▶ _TO DO_
Please copy out the full listing that follows exactly; no picture belongs in the copy.

▶ _THE DATA_
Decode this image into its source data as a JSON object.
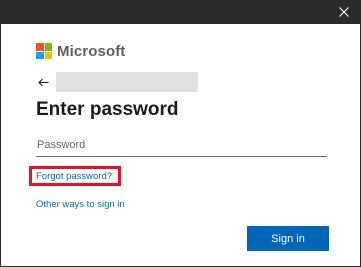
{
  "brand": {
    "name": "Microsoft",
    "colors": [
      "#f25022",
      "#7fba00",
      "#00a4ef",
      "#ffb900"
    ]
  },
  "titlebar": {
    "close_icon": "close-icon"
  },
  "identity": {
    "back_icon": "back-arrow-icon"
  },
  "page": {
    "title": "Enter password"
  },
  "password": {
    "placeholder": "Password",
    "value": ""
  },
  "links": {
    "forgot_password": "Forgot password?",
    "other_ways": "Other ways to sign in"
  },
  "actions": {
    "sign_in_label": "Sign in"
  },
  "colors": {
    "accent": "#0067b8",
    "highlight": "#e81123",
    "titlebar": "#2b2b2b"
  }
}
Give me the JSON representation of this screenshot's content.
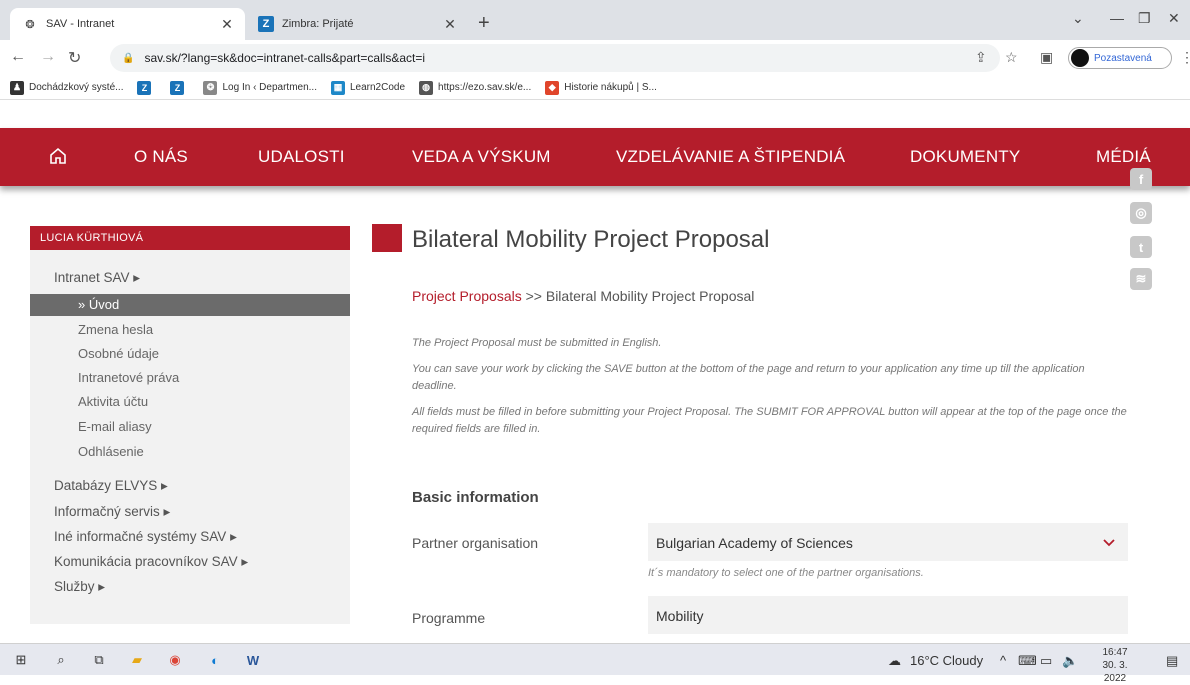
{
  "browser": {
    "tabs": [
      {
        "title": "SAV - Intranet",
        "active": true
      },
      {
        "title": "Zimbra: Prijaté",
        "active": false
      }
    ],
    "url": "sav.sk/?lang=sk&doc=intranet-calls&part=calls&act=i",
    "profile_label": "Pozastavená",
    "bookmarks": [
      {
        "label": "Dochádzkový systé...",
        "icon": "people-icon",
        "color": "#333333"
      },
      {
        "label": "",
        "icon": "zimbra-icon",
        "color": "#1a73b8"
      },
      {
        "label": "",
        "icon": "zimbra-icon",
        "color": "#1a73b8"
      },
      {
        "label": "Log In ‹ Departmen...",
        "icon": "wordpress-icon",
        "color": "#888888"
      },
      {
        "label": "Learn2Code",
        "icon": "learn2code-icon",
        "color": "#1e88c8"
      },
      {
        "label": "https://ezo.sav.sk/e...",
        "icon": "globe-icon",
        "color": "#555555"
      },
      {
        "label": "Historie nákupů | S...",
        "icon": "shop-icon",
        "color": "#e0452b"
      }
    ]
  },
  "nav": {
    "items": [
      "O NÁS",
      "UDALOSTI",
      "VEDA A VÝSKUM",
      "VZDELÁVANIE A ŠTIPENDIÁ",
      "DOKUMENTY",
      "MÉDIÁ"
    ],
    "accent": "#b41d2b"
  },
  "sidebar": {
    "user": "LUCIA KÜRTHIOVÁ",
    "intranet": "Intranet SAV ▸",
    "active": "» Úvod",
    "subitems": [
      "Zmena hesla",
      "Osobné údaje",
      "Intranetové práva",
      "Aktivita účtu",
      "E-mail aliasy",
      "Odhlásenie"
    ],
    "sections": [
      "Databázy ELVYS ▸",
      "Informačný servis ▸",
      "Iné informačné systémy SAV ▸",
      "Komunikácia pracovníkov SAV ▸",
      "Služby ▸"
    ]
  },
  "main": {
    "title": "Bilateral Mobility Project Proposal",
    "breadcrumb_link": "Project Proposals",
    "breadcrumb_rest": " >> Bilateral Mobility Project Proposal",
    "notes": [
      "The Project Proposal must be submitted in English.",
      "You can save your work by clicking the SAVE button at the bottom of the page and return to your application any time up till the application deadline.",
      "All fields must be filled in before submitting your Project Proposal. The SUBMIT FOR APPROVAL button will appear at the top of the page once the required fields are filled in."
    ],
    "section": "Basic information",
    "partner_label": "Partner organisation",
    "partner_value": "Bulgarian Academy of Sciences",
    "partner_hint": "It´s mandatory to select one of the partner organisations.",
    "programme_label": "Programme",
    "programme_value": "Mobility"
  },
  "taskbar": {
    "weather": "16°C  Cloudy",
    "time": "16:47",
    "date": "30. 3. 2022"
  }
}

▶ _OUTPUT OF THE EXERCISE_
Decode this image into its source data as a JSON object.
{
  "brand": {
    "name": "Microsoft",
    "colors": [
      "#f25022",
      "#7fba00",
      "#00a4ef",
      "#ffb900"
    ]
  },
  "titlebar": {
    "close_icon": "close-icon"
  },
  "identity": {
    "back_icon": "back-arrow-icon"
  },
  "page": {
    "title": "Enter password"
  },
  "password": {
    "placeholder": "Password",
    "value": ""
  },
  "links": {
    "forgot_password": "Forgot password?",
    "other_ways": "Other ways to sign in"
  },
  "actions": {
    "sign_in_label": "Sign in"
  },
  "colors": {
    "accent": "#0067b8",
    "highlight": "#e81123",
    "titlebar": "#2b2b2b"
  }
}
Give me the JSON representation of this screenshot's content.
{
  "browser": {
    "tabs": [
      {
        "title": "SAV - Intranet",
        "active": true
      },
      {
        "title": "Zimbra: Prijaté",
        "active": false
      }
    ],
    "url": "sav.sk/?lang=sk&doc=intranet-calls&part=calls&act=i",
    "profile_label": "Pozastavená",
    "bookmarks": [
      {
        "label": "Dochádzkový systé...",
        "icon": "people-icon",
        "color": "#333333"
      },
      {
        "label": "",
        "icon": "zimbra-icon",
        "color": "#1a73b8"
      },
      {
        "label": "",
        "icon": "zimbra-icon",
        "color": "#1a73b8"
      },
      {
        "label": "Log In ‹ Departmen...",
        "icon": "wordpress-icon",
        "color": "#888888"
      },
      {
        "label": "Learn2Code",
        "icon": "learn2code-icon",
        "color": "#1e88c8"
      },
      {
        "label": "https://ezo.sav.sk/e...",
        "icon": "globe-icon",
        "color": "#555555"
      },
      {
        "label": "Historie nákupů | S...",
        "icon": "shop-icon",
        "color": "#e0452b"
      }
    ]
  },
  "nav": {
    "items": [
      "O NÁS",
      "UDALOSTI",
      "VEDA A VÝSKUM",
      "VZDELÁVANIE A ŠTIPENDIÁ",
      "DOKUMENTY",
      "MÉDIÁ"
    ],
    "accent": "#b41d2b"
  },
  "sidebar": {
    "user": "LUCIA KÜRTHIOVÁ",
    "intranet": "Intranet SAV ▸",
    "active": "» Úvod",
    "subitems": [
      "Zmena hesla",
      "Osobné údaje",
      "Intranetové práva",
      "Aktivita účtu",
      "E-mail aliasy",
      "Odhlásenie"
    ],
    "sections": [
      "Databázy ELVYS ▸",
      "Informačný servis ▸",
      "Iné informačné systémy SAV ▸",
      "Komunikácia pracovníkov SAV ▸",
      "Služby ▸"
    ]
  },
  "main": {
    "title": "Bilateral Mobility Project Proposal",
    "breadcrumb_link": "Project Proposals",
    "breadcrumb_rest": " >> Bilateral Mobility Project Proposal",
    "notes": [
      "The Project Proposal must be submitted in English.",
      "You can save your work by clicking the SAVE button at the bottom of the page and return to your application any time up till the application deadline.",
      "All fields must be filled in before submitting your Project Proposal. The SUBMIT FOR APPROVAL button will appear at the top of the page once the required fields are filled in."
    ],
    "section": "Basic information",
    "partner_label": "Partner organisation",
    "partner_value": "Bulgarian Academy of Sciences",
    "partner_hint": "It´s mandatory to select one of the partner organisations.",
    "programme_label": "Programme",
    "programme_value": "Mobility"
  },
  "taskbar": {
    "weather": "16°C  Cloudy",
    "time": "16:47",
    "date": "30. 3. 2022"
  }
}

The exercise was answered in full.